• [Exercise]: An exact reproduction of the records is required. Images must be left out.

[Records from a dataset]
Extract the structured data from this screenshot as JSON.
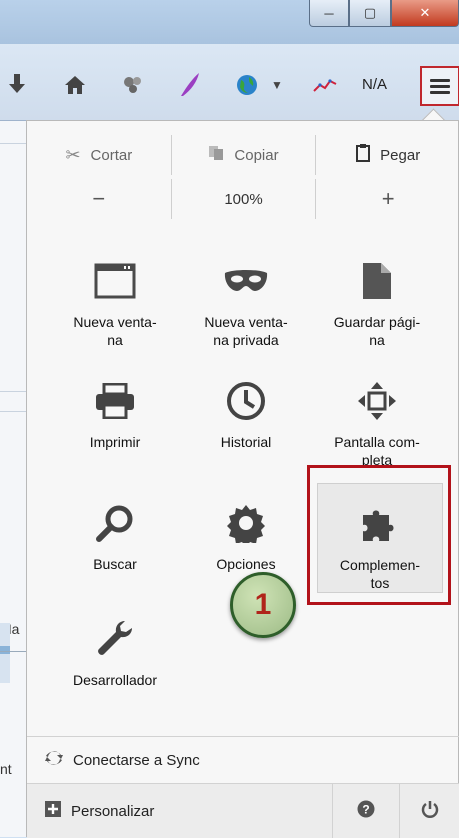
{
  "window": {
    "minimize": "─",
    "maximize": "▢",
    "close": "✕"
  },
  "toolbar": {
    "na_label": "N/A",
    "icons": [
      "download-icon",
      "home-icon",
      "puzzle-addon-icon",
      "quill-icon",
      "globe-icon",
      "dropdown-icon",
      "chart-icon"
    ]
  },
  "edit_row": {
    "cut": "Cortar",
    "copy": "Copiar",
    "paste": "Pegar"
  },
  "zoom_row": {
    "minus": "−",
    "level": "100%",
    "plus": "+"
  },
  "tiles": [
    {
      "label": "Nueva venta-\nna",
      "icon": "window-icon"
    },
    {
      "label": "Nueva venta-\nna privada",
      "icon": "mask-icon"
    },
    {
      "label": "Guardar pági-\nna",
      "icon": "page-icon"
    },
    {
      "label": "Imprimir",
      "icon": "printer-icon"
    },
    {
      "label": "Historial",
      "icon": "clock-icon"
    },
    {
      "label": "Pantalla com-\npleta",
      "icon": "fullscreen-icon"
    },
    {
      "label": "Buscar",
      "icon": "search-icon"
    },
    {
      "label": "Opciones",
      "icon": "gear-icon"
    },
    {
      "label": "Complemen-\ntos",
      "icon": "puzzle-icon"
    },
    {
      "label": "Desarrollador",
      "icon": "wrench-icon"
    }
  ],
  "badge": "1",
  "sync": "Conectarse a Sync",
  "customize": "Personalizar",
  "bg_fragments": {
    "a": "Ma",
    "b": "nt"
  },
  "colors": {
    "highlight": "#b2121a",
    "badge_border": "#2e5e2a"
  }
}
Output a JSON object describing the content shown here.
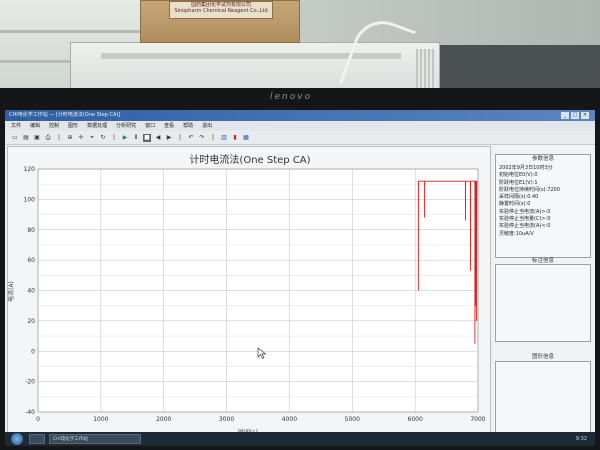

• [Answer area]:
Extract the structured data from this screenshot as JSON.
{
  "window": {
    "minimize": "─",
    "maximize": "▢",
    "close": "✕"
  },
  "toolbar": {
    "na_label": "N/A",
    "icons": [
      "download-icon",
      "home-icon",
      "puzzle-addon-icon",
      "quill-icon",
      "globe-icon",
      "dropdown-icon",
      "chart-icon"
    ]
  },
  "edit_row": {
    "cut": "Cortar",
    "copy": "Copiar",
    "paste": "Pegar"
  },
  "zoom_row": {
    "minus": "−",
    "level": "100%",
    "plus": "+"
  },
  "tiles": [
    {
      "label": "Nueva venta-\nna",
      "icon": "window-icon"
    },
    {
      "label": "Nueva venta-\nna privada",
      "icon": "mask-icon"
    },
    {
      "label": "Guardar pági-\nna",
      "icon": "page-icon"
    },
    {
      "label": "Imprimir",
      "icon": "printer-icon"
    },
    {
      "label": "Historial",
      "icon": "clock-icon"
    },
    {
      "label": "Pantalla com-\npleta",
      "icon": "fullscreen-icon"
    },
    {
      "label": "Buscar",
      "icon": "search-icon"
    },
    {
      "label": "Opciones",
      "icon": "gear-icon"
    },
    {
      "label": "Complemen-\ntos",
      "icon": "puzzle-icon"
    },
    {
      "label": "Desarrollador",
      "icon": "wrench-icon"
    }
  ],
  "badge": "1",
  "sync": "Conectarse a Sync",
  "customize": "Personalizar",
  "bg_fragments": {
    "a": "Ma",
    "b": "nt"
  },
  "colors": {
    "highlight": "#b2121a",
    "badge_border": "#2e5e2a"
  }
}
Output a JSON object describing the content shown here.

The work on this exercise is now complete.